Anthony Tooton returned to St. John's to document the history of his great-grandfather's photography business, Tooton's, and ended up with a film about Newfoundland comedy.
Tooton has taken some time away from working on the "Tooton Project," a six-part series documenting successful family businesses in Newfoundland and Labrador, to study what makes humour unique to Newfoundlanders in the 28-minute special, "At Humour's Edge!" which aired June 9 on NTV tonight at 11 p.m.
The filmmaker captured footage of comedians from the St. John's Comedy Festival and pieced it together with his own interviews with industry professionals such as Andy Jones, Amy House, and Pete "Snook" Soucy.
The film explores the unique brand of humour that comes out of Newfoundland, and how it acts as a form of escape for audiences and performers alike.
"It's a reminder of where we come from and what Newfoundland humour is based upon through the words of some of the most established performers that we have," Tooton says of the project.
"I had the idea as the title, initially. So, the concept was fleshed out from the beginning. It was kind of one of those light bulb moments where I was like, 'At Humour's Edge,' of course, that makes complete sense. We're actually at the edge of the precipice of humour."
Performers featured in the film include Mark Critch, Shaun Majumder, Sean Cullen, Lorne Elliott, Darren Frost, Johnny Gardhouse, Trent McClellan, Steve Patterson, Nikki Payne, and Snook, with an appearance from former premier Danny Williams.
"I found them to be very unique," Tooton says of the comedians. "In the sense of not only the variations in performance, how different people would play an audience, but also how they approached the stage and what they did behind the scenes. I found them to be the most independent of performers that I had encountered."
Tooton says since the establishment of the St. John's Comedy Festival in 2007, Newfoundland comics have been drawn back to their home province to share humour and laughter with accepting audiences.
"Standup has been becoming more and more popular here," Tooton says.
"So, with the advent of Yuk Yuk's and comics coming in from away, there was a familiarity with the actual craft or art of standup that didn't exist here before."
As a complementary aspect of the film, Tooton paired raw images of St. John's along with the interviews and standup acts, which he says serve to show how often isolated the province is.

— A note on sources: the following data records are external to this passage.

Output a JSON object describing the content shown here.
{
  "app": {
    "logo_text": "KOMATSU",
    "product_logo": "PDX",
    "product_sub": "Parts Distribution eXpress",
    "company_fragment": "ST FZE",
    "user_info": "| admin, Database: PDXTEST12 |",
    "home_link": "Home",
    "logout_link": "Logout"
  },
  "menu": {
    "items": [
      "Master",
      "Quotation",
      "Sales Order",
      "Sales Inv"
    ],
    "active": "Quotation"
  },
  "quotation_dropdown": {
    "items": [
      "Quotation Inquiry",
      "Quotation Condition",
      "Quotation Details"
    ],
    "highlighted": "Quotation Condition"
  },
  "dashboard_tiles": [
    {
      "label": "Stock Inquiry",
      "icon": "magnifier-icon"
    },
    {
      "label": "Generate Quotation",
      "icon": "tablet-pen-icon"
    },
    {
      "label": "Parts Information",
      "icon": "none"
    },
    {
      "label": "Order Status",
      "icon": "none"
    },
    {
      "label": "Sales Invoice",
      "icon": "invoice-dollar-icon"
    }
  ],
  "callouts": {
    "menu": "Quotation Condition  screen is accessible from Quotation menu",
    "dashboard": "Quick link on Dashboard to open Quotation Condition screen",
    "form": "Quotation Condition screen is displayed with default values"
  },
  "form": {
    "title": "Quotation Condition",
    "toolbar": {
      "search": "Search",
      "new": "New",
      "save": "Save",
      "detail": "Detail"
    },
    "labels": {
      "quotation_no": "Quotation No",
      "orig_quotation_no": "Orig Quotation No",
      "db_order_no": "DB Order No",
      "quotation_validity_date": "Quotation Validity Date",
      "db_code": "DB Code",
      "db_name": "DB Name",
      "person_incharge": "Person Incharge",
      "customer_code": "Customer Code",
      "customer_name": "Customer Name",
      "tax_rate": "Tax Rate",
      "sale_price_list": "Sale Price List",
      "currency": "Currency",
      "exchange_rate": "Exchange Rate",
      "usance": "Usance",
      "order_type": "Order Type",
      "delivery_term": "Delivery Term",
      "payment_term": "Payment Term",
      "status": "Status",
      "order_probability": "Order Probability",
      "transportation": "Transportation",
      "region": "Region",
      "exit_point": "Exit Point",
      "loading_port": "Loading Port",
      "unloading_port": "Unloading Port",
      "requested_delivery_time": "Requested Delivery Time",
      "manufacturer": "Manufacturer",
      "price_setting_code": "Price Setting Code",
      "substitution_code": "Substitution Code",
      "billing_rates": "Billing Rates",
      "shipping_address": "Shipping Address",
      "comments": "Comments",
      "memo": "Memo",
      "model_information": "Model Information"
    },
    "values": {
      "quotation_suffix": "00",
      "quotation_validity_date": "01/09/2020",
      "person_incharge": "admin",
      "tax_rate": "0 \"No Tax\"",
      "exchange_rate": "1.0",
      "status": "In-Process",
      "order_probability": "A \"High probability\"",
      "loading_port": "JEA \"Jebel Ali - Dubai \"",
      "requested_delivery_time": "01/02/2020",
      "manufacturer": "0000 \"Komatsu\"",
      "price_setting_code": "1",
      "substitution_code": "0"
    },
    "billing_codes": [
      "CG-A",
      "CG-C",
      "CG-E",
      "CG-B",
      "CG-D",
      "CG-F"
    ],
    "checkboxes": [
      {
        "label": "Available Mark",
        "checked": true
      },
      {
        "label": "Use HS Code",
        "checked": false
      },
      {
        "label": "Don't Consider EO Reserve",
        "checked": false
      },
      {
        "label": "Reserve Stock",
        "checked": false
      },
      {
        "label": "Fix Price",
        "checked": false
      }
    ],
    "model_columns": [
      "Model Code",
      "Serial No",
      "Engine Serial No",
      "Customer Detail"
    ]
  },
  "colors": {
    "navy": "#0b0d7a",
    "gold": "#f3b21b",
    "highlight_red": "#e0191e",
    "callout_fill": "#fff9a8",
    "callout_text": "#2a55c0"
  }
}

"People are aware that they're in the midst of the North Atlantic," Tooton says. "We are the most easterly point, and we have this rich history. But we also have these comedians who are aware of that, who are from away and are either working that into their sets or tailoring their own sets for these specific audiences."
Comedians get excited about returning to the St. John's Comedy festival, Tooton says, adding people behind the festival were instrumental in the making of this film.
"Oftentimes I'd be speaking with the comedians from here who would tell me about how good it is to be here and know that there's a festival. So, I think the St. John's Comedy Festival were really a basis or a conduit for me to get access to the comedians. So without them, it would have been enormously challenging to get the footage that I needed."
"At Humour's Edge!" is a project that Tooton hopes to continue with in the future, much to the same effect of "The Tooton Project."
"It's just amazing to have been able to put something together and have the opportunity to get something broadcast and know that there is that much footage there. That I've created this document which is really an introduction to what I've compiled," he says.
"I see it as something that's going to continue to evolve."